WHAT IS REQUIRED: Tell how many lines in the data below hold the string "Subsurface"; give nothing but the number.

Start of THE RECORDS

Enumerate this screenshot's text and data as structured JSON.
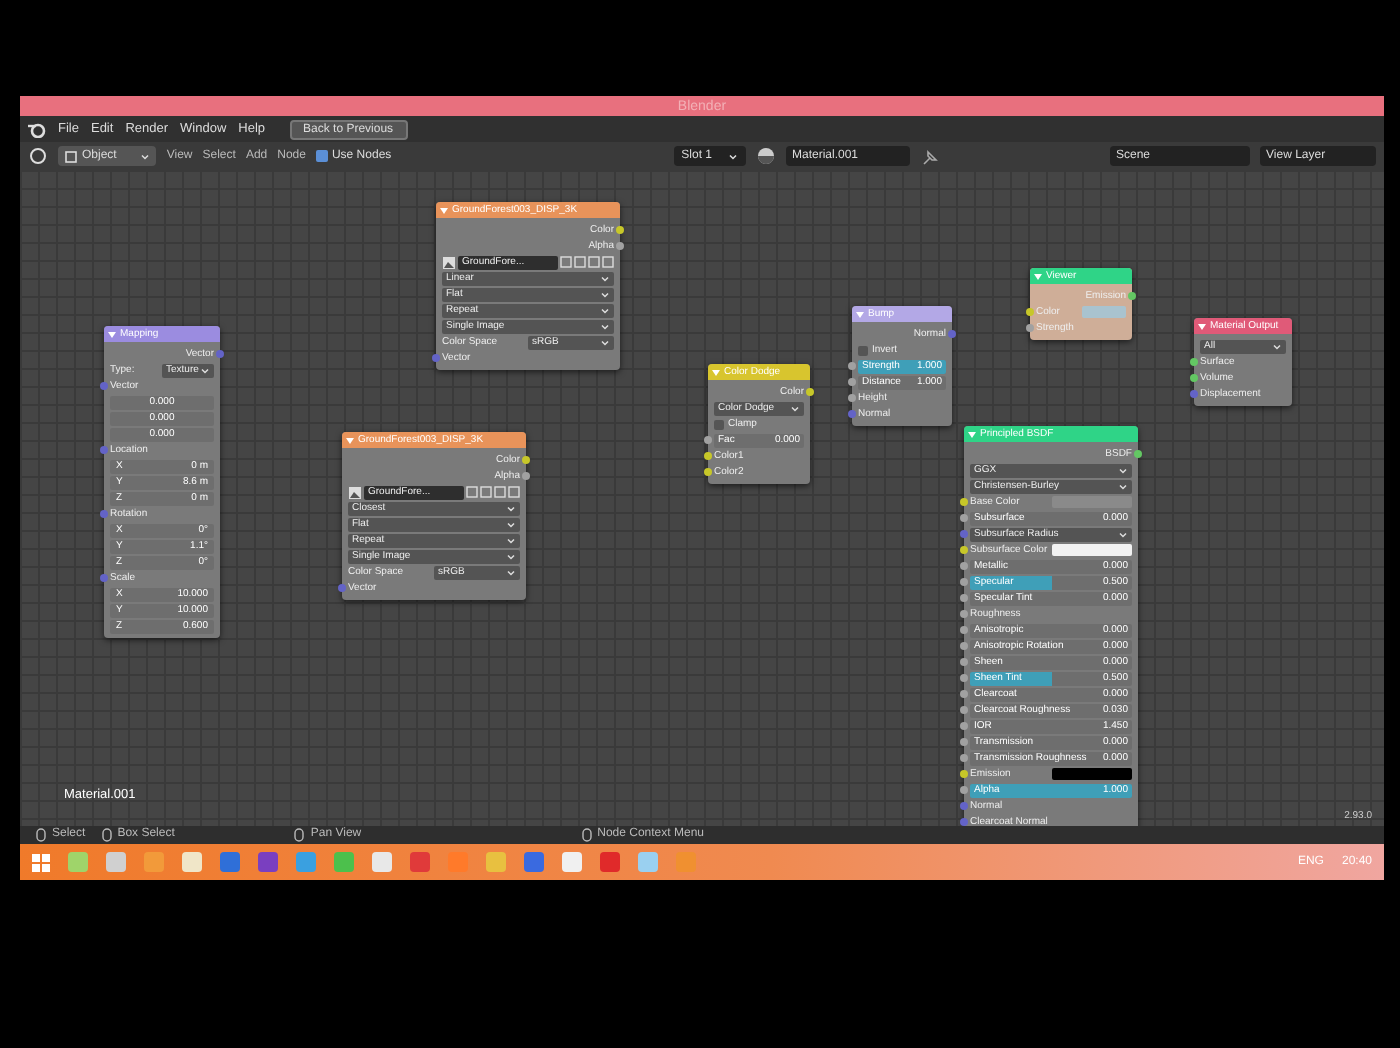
{
  "window": {
    "title": "Blender"
  },
  "menu": [
    "File",
    "Edit",
    "Render",
    "Window",
    "Help"
  ],
  "back_button": "Back to Previous",
  "header": {
    "mode": "Object",
    "menus": [
      "View",
      "Select",
      "Add",
      "Node"
    ],
    "use_nodes": {
      "label": "Use Nodes",
      "checked": true
    },
    "slot": "Slot 1",
    "material": "Material.001",
    "scene": "Scene",
    "view_layer": "View Layer"
  },
  "nodes": [
    {
      "title": "Mapping",
      "color": "#9b8ce0",
      "rows": [
        {
          "kind": "output",
          "label": "Vector",
          "color": "#6363c7"
        },
        {
          "kind": "dropdown",
          "label": "Type:",
          "value": "Texture"
        },
        {
          "kind": "input",
          "label": "Vector",
          "color": "#6363c7"
        },
        {
          "kind": "number",
          "value": "0.000"
        },
        {
          "kind": "number",
          "value": "0.000"
        },
        {
          "kind": "number",
          "value": "0.000"
        },
        {
          "kind": "input",
          "label": "Location",
          "color": "#6363c7"
        },
        {
          "kind": "number",
          "axis": "X",
          "value": "0 m"
        },
        {
          "kind": "number",
          "axis": "Y",
          "value": "8.6 m"
        },
        {
          "kind": "number",
          "axis": "Z",
          "value": "0 m"
        },
        {
          "kind": "input",
          "label": "Rotation",
          "color": "#6363c7"
        },
        {
          "kind": "number",
          "axis": "X",
          "value": "0°"
        },
        {
          "kind": "number",
          "axis": "Y",
          "value": "1.1°"
        },
        {
          "kind": "number",
          "axis": "Z",
          "value": "0°"
        },
        {
          "kind": "input",
          "label": "Scale",
          "color": "#6363c7"
        },
        {
          "kind": "number",
          "axis": "X",
          "value": "10.000"
        },
        {
          "kind": "number",
          "axis": "Y",
          "value": "10.000"
        },
        {
          "kind": "number",
          "axis": "Z",
          "value": "0.600"
        }
      ]
    },
    {
      "title": "GroundForest003_DISP_3K",
      "color": "#e8935a",
      "rows": [
        {
          "kind": "output",
          "label": "Color",
          "color": "#c7c729"
        },
        {
          "kind": "output",
          "label": "Alpha",
          "color": "#a1a1a1"
        },
        {
          "kind": "image",
          "value": "GroundFore..."
        },
        {
          "kind": "dropdown",
          "value": "Linear"
        },
        {
          "kind": "dropdown",
          "value": "Flat"
        },
        {
          "kind": "dropdown",
          "value": "Repeat"
        },
        {
          "kind": "dropdown",
          "value": "Single Image"
        },
        {
          "kind": "dropdown",
          "label": "Color Space",
          "value": "sRGB"
        },
        {
          "kind": "input",
          "label": "Vector",
          "color": "#6363c7"
        }
      ]
    },
    {
      "title": "GroundForest003_DISP_3K",
      "color": "#e8935a",
      "rows": [
        {
          "kind": "output",
          "label": "Color",
          "color": "#c7c729"
        },
        {
          "kind": "output",
          "label": "Alpha",
          "color": "#a1a1a1"
        },
        {
          "kind": "image",
          "value": "GroundFore..."
        },
        {
          "kind": "dropdown",
          "value": "Closest"
        },
        {
          "kind": "dropdown",
          "value": "Flat"
        },
        {
          "kind": "dropdown",
          "value": "Repeat"
        },
        {
          "kind": "dropdown",
          "value": "Single Image"
        },
        {
          "kind": "dropdown",
          "label": "Color Space",
          "value": "sRGB"
        },
        {
          "kind": "input",
          "label": "Vector",
          "color": "#6363c7"
        }
      ]
    },
    {
      "title": "Color Dodge",
      "color": "#d8c52e",
      "rows": [
        {
          "kind": "output",
          "label": "Color",
          "color": "#c7c729"
        },
        {
          "kind": "dropdown",
          "value": "Color Dodge"
        },
        {
          "kind": "checkbox",
          "label": "Clamp",
          "checked": false
        },
        {
          "kind": "slider",
          "label": "Fac",
          "value": "0.000",
          "level": 0,
          "color": "#a1a1a1"
        },
        {
          "kind": "input",
          "label": "Color1",
          "color": "#c7c729"
        },
        {
          "kind": "input",
          "label": "Color2",
          "color": "#c7c729"
        }
      ]
    },
    {
      "title": "Bump",
      "color": "#b3a8e6",
      "rows": [
        {
          "kind": "output",
          "label": "Normal",
          "color": "#6363c7"
        },
        {
          "kind": "checkbox",
          "label": "Invert",
          "checked": false
        },
        {
          "kind": "slider",
          "label": "Strength",
          "value": "1.000",
          "level": 1,
          "color": "#a1a1a1"
        },
        {
          "kind": "slider",
          "label": "Distance",
          "value": "1.000",
          "level": 0,
          "color": "#a1a1a1"
        },
        {
          "kind": "input",
          "label": "Height",
          "color": "#a1a1a1"
        },
        {
          "kind": "input",
          "label": "Normal",
          "color": "#6363c7"
        }
      ]
    },
    {
      "title": "Viewer",
      "color": "#2fd487",
      "rows": [
        {
          "kind": "output",
          "label": "Emission",
          "color": "#63c763"
        },
        {
          "kind": "color_input",
          "label": "Color",
          "color": "#a9c3cf",
          "socket": {
            "color": "#c7c729"
          }
        },
        {
          "kind": "input",
          "label": "Strength",
          "color": "#a1a1a1"
        }
      ]
    },
    {
      "title": "Material Output",
      "color": "#e05a78",
      "rows": [
        {
          "kind": "dropdown",
          "value": "All"
        },
        {
          "kind": "input",
          "label": "Surface",
          "color": "#63c763"
        },
        {
          "kind": "input",
          "label": "Volume",
          "color": "#63c763"
        },
        {
          "kind": "input",
          "label": "Displacement",
          "color": "#6363c7"
        }
      ]
    },
    {
      "title": "Principled BSDF",
      "color": "#2fd487",
      "rows": [
        {
          "kind": "output",
          "label": "BSDF",
          "color": "#63c763"
        },
        {
          "kind": "dropdown",
          "value": "GGX"
        },
        {
          "kind": "dropdown",
          "value": "Christensen-Burley"
        },
        {
          "kind": "color_input",
          "label": "Base Color",
          "color": "#8a8a8a",
          "socket": {
            "color": "#c7c729"
          }
        },
        {
          "kind": "slider",
          "label": "Subsurface",
          "value": "0.000",
          "level": 0,
          "color": "#a1a1a1"
        },
        {
          "kind": "dropdown",
          "value": "Subsurface Radius",
          "color": "#6363c7"
        },
        {
          "kind": "color_input",
          "label": "Subsurface Color",
          "color": "#f2f2f2",
          "socket": {
            "color": "#c7c729"
          }
        },
        {
          "kind": "slider",
          "label": "Metallic",
          "value": "0.000",
          "level": 0,
          "color": "#a1a1a1"
        },
        {
          "kind": "slider",
          "label": "Specular",
          "value": "0.500",
          "level": 0.5,
          "color": "#a1a1a1"
        },
        {
          "kind": "slider",
          "label": "Specular Tint",
          "value": "0.000",
          "level": 0,
          "color": "#a1a1a1"
        },
        {
          "kind": "input",
          "label": "Roughness",
          "color": "#a1a1a1"
        },
        {
          "kind": "slider",
          "label": "Anisotropic",
          "value": "0.000",
          "level": 0,
          "color": "#a1a1a1"
        },
        {
          "kind": "slider",
          "label": "Anisotropic Rotation",
          "value": "0.000",
          "level": 0,
          "color": "#a1a1a1"
        },
        {
          "kind": "slider",
          "label": "Sheen",
          "value": "0.000",
          "level": 0,
          "color": "#a1a1a1"
        },
        {
          "kind": "slider",
          "label": "Sheen Tint",
          "value": "0.500",
          "level": 0.5,
          "color": "#a1a1a1"
        },
        {
          "kind": "slider",
          "label": "Clearcoat",
          "value": "0.000",
          "level": 0,
          "color": "#a1a1a1"
        },
        {
          "kind": "slider",
          "label": "Clearcoat Roughness",
          "value": "0.030",
          "level": 0,
          "color": "#a1a1a1"
        },
        {
          "kind": "slider",
          "label": "IOR",
          "value": "1.450",
          "level": 0,
          "color": "#a1a1a1"
        },
        {
          "kind": "slider",
          "label": "Transmission",
          "value": "0.000",
          "level": 0,
          "color": "#a1a1a1"
        },
        {
          "kind": "slider",
          "label": "Transmission Roughness",
          "value": "0.000",
          "level": 0,
          "color": "#a1a1a1"
        },
        {
          "kind": "color_input",
          "label": "Emission",
          "color": "#000000",
          "socket": {
            "color": "#c7c729"
          }
        },
        {
          "kind": "slider",
          "label": "Alpha",
          "value": "1.000",
          "level": 1,
          "color": "#a1a1a1"
        },
        {
          "kind": "input",
          "label": "Normal",
          "color": "#6363c7"
        },
        {
          "kind": "input",
          "label": "Clearcoat Normal",
          "color": "#6363c7"
        }
      ]
    }
  ],
  "canvas_label": "Material.001",
  "version": "2.93.0",
  "status_bar": [
    "Select",
    "Box Select",
    "Pan View",
    "Node Context Menu"
  ],
  "taskbar": {
    "apps": [
      {
        "color": "#9fd46a"
      },
      {
        "color": "#d0d0d0"
      },
      {
        "color": "#f29a3a"
      },
      {
        "color": "#f0e6c8"
      },
      {
        "color": "#2f6fd8"
      },
      {
        "color": "#7a3fc0"
      },
      {
        "color": "#3aa0e0"
      },
      {
        "color": "#4cc04c"
      },
      {
        "color": "#e8e8e8"
      },
      {
        "color": "#e03a3a"
      },
      {
        "color": "#ff7a2a"
      },
      {
        "color": "#e8c040"
      },
      {
        "color": "#3a6ae0"
      },
      {
        "color": "#f0f0f0"
      },
      {
        "color": "#e02a2a"
      },
      {
        "color": "#9ad0f0"
      },
      {
        "color": "#f09030"
      }
    ],
    "language": "ENG",
    "clock": "20:40"
  }
}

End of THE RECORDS

SOLUTION TO THE EXERCISE: 3